CITY ISLAND — Some evenings when Barbara Burn Dolensek sits on the porch of her 113-year-old Victorian home on the western edge of City Island, she can glimpse the Empire State Building.
“I can see that New York’s there,” said Dolensek, 73. “It’s close — but not that close.”
Such is the appeal of the roughly 1.5-mile-long island across the bridge from Pelham Bay Park: it’s just a train (6) and a bus (Bx29) ride away, yet once you’ve arrived, it’s as if you've found a secret seaside village.
No longer the shipbuilding hub that it was for more than a century, City Island remains anchored to the sea — there are marinas, anglers, yacht clubs and, of course, seafood restaurants.
Some 4,500 people live on the island, but it’s visitors’ cars that line the main drag on warm weekend evenings — crawling past the town’s single gas station, school and bank — to reach those famed eateries.
But no worries — most clam diggers (City Island old-timers) welcome mussel suckers (that would be you).
If City Island was once renowned for shipbuilding, it’s now known for something else entirely.
“Everywhere you used to see boat yards,” said John Persteins, owner of the nautical curio store, Trader John’s. “Now it’s pretty much a restaurant island.”
There are at least 30 places to find food along the central strip, City Island Avenue, estimates Dolensek — “everything from white tablecloth to fried fish.”
Of course, seafood is the main draw. For that, head to the island’s north or south ends.
In the upper half, among others, there are the Lobster House (691 Bridge Street), whose giant neon crustacean sign sadly toppled during Sandy, Crab Shanty (361 City Island Ave.), with its famous garlic bread, and Seashore Restaurant and Marina (591 City Island Ave.), with its popular clam chowder and waterfront views.
At the other end are Sammy’s Shrimp Box (64 City Island Ave.) and Fish Box (41 City Island Ave.), the latter a lively 500-seater, Tony’s Pier (1 City Island Ave.), which caught fire during Sandy but promises to reopen before the end of 2013, and Johnny's Reef (2 City Island Ave.), which offers fried seafood, frozen drinks and a sweeping vista of the Long Island Sound.
For more turf options, try Artie’s (394 City Island Ave.), whose logo of a cow and lobster jumping over the moon hints at its menu options, Bistro SK (273 City Island Ave.), which claims to be the Bronx’s only French restaurant, and the Black Whale (279 City Island Ave.), a local favorite with brunch, pasta and backyard seating.

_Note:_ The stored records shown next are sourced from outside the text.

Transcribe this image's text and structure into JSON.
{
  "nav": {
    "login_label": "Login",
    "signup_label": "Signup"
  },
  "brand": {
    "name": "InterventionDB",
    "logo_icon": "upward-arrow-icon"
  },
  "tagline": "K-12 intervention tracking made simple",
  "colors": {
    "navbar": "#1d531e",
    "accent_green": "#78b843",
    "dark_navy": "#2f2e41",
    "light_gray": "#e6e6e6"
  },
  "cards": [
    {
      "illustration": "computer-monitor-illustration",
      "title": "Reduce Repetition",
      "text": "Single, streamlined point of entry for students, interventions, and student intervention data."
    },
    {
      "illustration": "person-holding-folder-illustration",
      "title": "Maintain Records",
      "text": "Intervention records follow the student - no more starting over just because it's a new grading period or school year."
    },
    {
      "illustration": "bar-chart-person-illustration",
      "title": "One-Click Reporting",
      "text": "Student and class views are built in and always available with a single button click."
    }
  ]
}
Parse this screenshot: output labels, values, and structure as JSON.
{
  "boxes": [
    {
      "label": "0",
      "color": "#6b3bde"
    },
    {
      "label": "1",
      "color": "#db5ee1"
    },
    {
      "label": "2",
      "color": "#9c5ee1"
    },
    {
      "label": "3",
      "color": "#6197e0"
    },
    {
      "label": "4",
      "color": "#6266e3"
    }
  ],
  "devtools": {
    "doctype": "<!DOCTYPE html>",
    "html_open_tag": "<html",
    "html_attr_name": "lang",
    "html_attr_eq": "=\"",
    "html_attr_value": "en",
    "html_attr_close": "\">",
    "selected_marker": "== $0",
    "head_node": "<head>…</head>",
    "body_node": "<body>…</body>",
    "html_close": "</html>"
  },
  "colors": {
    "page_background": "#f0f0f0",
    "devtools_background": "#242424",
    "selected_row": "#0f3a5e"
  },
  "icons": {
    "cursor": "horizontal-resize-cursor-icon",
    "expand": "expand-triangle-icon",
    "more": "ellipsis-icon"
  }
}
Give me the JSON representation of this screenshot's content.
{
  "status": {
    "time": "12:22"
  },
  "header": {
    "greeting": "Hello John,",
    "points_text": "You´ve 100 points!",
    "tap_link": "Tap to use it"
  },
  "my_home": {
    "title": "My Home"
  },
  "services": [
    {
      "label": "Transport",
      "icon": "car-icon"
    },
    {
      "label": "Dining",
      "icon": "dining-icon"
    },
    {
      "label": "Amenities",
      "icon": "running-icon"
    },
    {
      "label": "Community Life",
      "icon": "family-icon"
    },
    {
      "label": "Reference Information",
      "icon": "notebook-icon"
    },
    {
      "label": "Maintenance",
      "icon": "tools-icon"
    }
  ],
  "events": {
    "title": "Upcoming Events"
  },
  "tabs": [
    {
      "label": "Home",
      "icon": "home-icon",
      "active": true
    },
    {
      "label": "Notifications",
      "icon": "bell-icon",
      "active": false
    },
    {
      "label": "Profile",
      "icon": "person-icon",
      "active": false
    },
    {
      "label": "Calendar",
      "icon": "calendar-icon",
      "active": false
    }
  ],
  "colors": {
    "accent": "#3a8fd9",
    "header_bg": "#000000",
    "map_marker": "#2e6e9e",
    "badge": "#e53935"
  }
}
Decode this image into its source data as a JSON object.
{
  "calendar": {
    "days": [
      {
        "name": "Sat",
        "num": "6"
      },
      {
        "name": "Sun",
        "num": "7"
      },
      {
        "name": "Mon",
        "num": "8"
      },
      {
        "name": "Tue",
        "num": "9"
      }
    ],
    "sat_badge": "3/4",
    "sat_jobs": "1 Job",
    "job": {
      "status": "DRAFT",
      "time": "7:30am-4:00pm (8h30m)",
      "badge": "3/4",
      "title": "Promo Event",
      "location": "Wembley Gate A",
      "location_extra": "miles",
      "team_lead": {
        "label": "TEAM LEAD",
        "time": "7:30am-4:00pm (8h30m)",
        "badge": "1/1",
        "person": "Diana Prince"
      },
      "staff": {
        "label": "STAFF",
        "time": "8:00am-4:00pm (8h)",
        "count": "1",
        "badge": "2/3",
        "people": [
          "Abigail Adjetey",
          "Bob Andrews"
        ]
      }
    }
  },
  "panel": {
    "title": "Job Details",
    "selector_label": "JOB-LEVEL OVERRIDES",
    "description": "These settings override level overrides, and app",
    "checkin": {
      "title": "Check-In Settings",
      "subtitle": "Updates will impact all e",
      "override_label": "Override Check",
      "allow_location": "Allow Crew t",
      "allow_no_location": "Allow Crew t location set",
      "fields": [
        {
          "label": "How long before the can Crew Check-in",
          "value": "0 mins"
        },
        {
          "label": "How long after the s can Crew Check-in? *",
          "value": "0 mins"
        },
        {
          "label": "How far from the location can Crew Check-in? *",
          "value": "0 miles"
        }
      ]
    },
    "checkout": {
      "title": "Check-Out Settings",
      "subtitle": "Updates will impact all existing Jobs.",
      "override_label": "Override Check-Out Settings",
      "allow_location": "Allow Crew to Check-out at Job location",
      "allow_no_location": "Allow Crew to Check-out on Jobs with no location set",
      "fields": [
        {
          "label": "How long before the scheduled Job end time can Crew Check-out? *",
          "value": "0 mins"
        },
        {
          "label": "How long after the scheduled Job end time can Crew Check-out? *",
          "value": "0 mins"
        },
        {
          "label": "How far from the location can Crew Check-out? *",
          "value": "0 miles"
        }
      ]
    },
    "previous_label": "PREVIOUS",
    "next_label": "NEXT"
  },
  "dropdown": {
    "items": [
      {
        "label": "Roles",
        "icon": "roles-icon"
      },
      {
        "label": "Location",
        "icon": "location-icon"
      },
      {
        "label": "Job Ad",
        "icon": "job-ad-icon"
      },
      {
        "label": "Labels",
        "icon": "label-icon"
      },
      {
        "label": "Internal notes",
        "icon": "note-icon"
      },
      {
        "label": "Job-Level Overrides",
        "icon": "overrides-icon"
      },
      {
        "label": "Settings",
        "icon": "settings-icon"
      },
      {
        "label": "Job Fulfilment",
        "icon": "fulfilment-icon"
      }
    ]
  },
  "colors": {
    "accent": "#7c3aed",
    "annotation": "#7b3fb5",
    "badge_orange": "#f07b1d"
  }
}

No summer excursion to the island is complete without a stop at Lickety Split (295 City Island Ave.), a cheerful ice-cream cottage that scoops out cake-flavored “Birthday Bash,” coffee-and-fudge “Bittersweet Sinphony” and ever-popular “Red Velvet.”
If you find a free moment between all those meals, you can explore the fully walkable island.
“That helped pay the heat one winter,” quipped Dolensek, who is vice president of the island’s Historical Society, which runs the free museum.
Check out the museum's shipbuilders’ tools, model minesweeper, the naval warship designed and built on the island during WWII, and Revolutionary War cannon ball unearthed in nearby Pelham Bay Park.
Then stroll down City Island Avenue, where alongside the restaurants sit art galleries, gift shops and antique stores, including Trader John’s (246 City Island Ave.).
Stop to marvel at Grace Episcopal Church (116 City Island Ave.), constructed in the 1860s by island shipyard carpenters who styled the rafters like a ship’s hull, Pelham Cemetery (King Avenue), with its views of Hart Island and graves dating to the Revolutionary War, and Ambrosini Field (City Island Avenue near Winter Street), a playground where the equipment is ship-shaped.
If you start to feel landlocked, head to Jack’s Bait and Tackle (551 City Island Ave.), where a four-person motorboat rents for about $70 per day on the weekend. But be warned: the owners suggest lining up by 4:30 a.m., since the first-come, first-serve rentals are quickly snatched up after the 6 a.m. opening.
Like most places, the island’s real treasure is its people, who pride themselves on being down to earth (and sea).
“You can be what you are,” said Barbara Hoffman, a Historical Society board member. “There’s no pretense.”
Her husband, Frank, an 81-year-old clam digger, grew up on the island then raised his family there. He still kayaks or swims around it daily.
Good places to meet locals like the Hoffmans are the island’s half-dozen or so yacht clubs, such as the Morris (25 City Island Ave.) or the Harlem (417 Hunter Ave.), where pints of beer in the glass-walled bar complement the sunset-facing views.
If you’re not content to converse with the natives, then try biting into one at Papa John’s Deli (325 City Island Ave.), where the cheesy, meaty sandwiches are named for the people (Eddie, Mattie, Caitlyn, Chelsea) and the workers (FDNY, NYPD, Sanitation) who eat there.
“I know everybody here,” bragged owner Steven Cottrell, speaking not just of his store, but of the island. “I could write a book about this place.”